◆ Task description
Each entry must be given again exactly as it appears, with images excluded.

◆ Records for the exercise
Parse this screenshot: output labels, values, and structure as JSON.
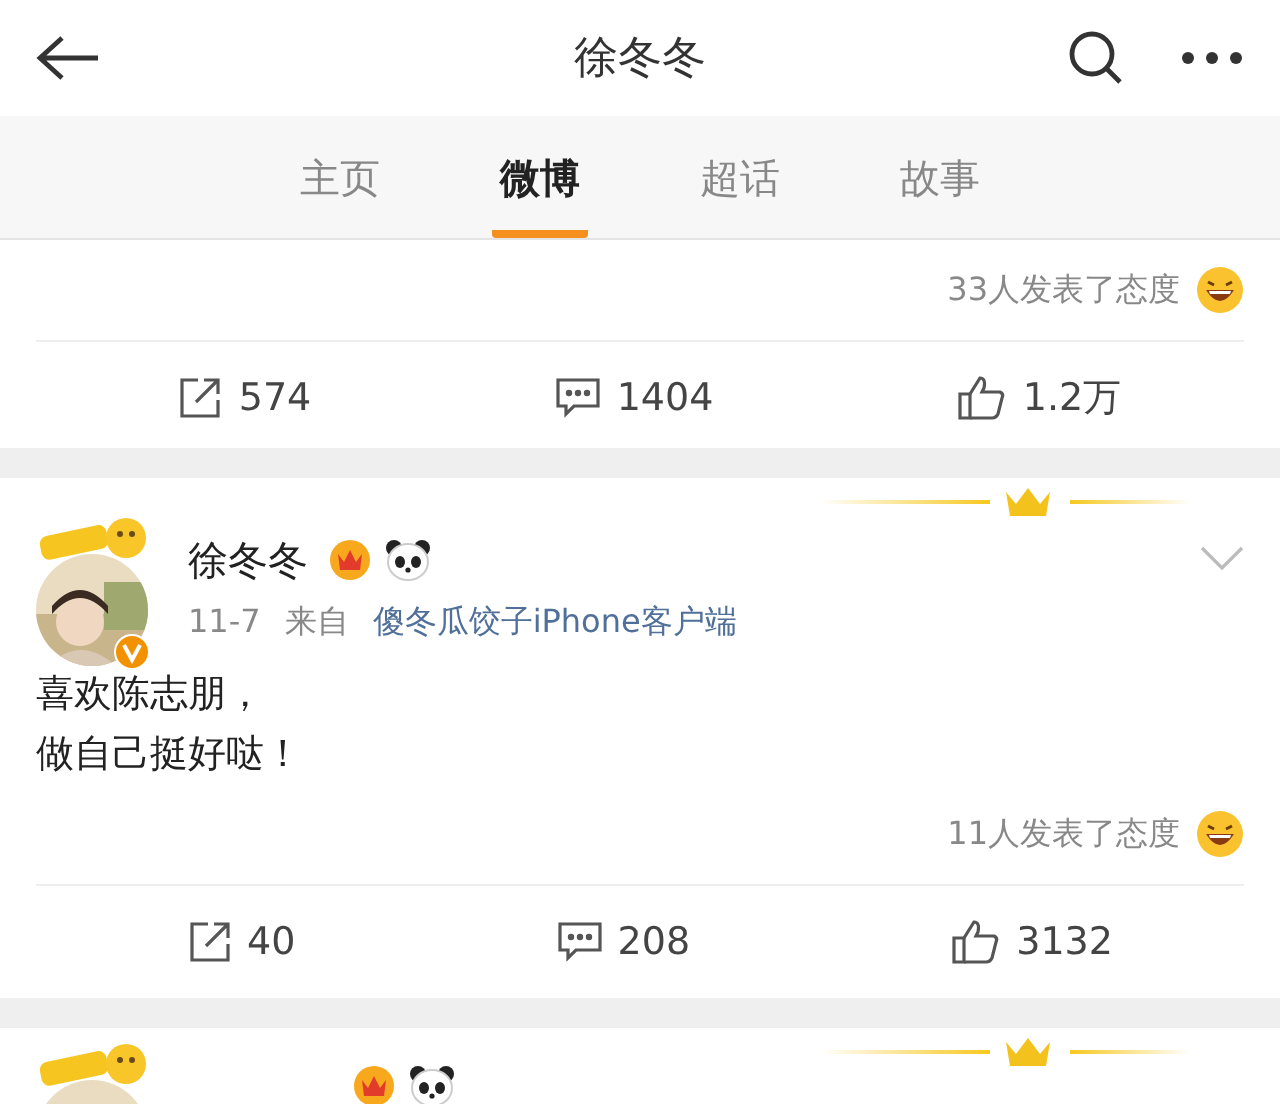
{
  "header": {
    "title": "徐冬冬"
  },
  "tabs": [
    {
      "label": "主页",
      "selected": false
    },
    {
      "label": "微博",
      "selected": true
    },
    {
      "label": "超话",
      "selected": false
    },
    {
      "label": "故事",
      "selected": false
    }
  ],
  "posts": [
    {
      "kind": "tail",
      "reactions": "33人发表了态度",
      "actions": [
        {
          "kind": "repost",
          "count": "574"
        },
        {
          "kind": "comment",
          "count": "1404"
        },
        {
          "kind": "like",
          "count": "1.2万"
        }
      ]
    },
    {
      "kind": "full",
      "author": "徐冬冬",
      "crown": true,
      "date": "11-7",
      "source_prefix": "来自",
      "source": "傻冬瓜饺子iPhone客户端",
      "lines": [
        "喜欢陈志朋，",
        "做自己挺好哒！"
      ],
      "reactions": "11人发表了态度",
      "actions": [
        {
          "kind": "repost",
          "count": "40"
        },
        {
          "kind": "comment",
          "count": "208"
        },
        {
          "kind": "like",
          "count": "3132"
        }
      ]
    },
    {
      "kind": "partial",
      "crown": true
    }
  ]
}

◆ Output of the task
Parse this screenshot: output labels, values, and structure as JSON.
{
  "header": {
    "title": "徐冬冬"
  },
  "tabs": [
    {
      "label": "主页",
      "selected": false
    },
    {
      "label": "微博",
      "selected": true
    },
    {
      "label": "超话",
      "selected": false
    },
    {
      "label": "故事",
      "selected": false
    }
  ],
  "posts": [
    {
      "kind": "tail",
      "reactions": "33人发表了态度",
      "actions": [
        {
          "kind": "repost",
          "count": "574"
        },
        {
          "kind": "comment",
          "count": "1404"
        },
        {
          "kind": "like",
          "count": "1.2万"
        }
      ]
    },
    {
      "kind": "full",
      "author": "徐冬冬",
      "crown": true,
      "date": "11-7",
      "source_prefix": "来自",
      "source": "傻冬瓜饺子iPhone客户端",
      "lines": [
        "喜欢陈志朋，",
        "做自己挺好哒！"
      ],
      "reactions": "11人发表了态度",
      "actions": [
        {
          "kind": "repost",
          "count": "40"
        },
        {
          "kind": "comment",
          "count": "208"
        },
        {
          "kind": "like",
          "count": "3132"
        }
      ]
    },
    {
      "kind": "partial",
      "crown": true
    }
  ]
}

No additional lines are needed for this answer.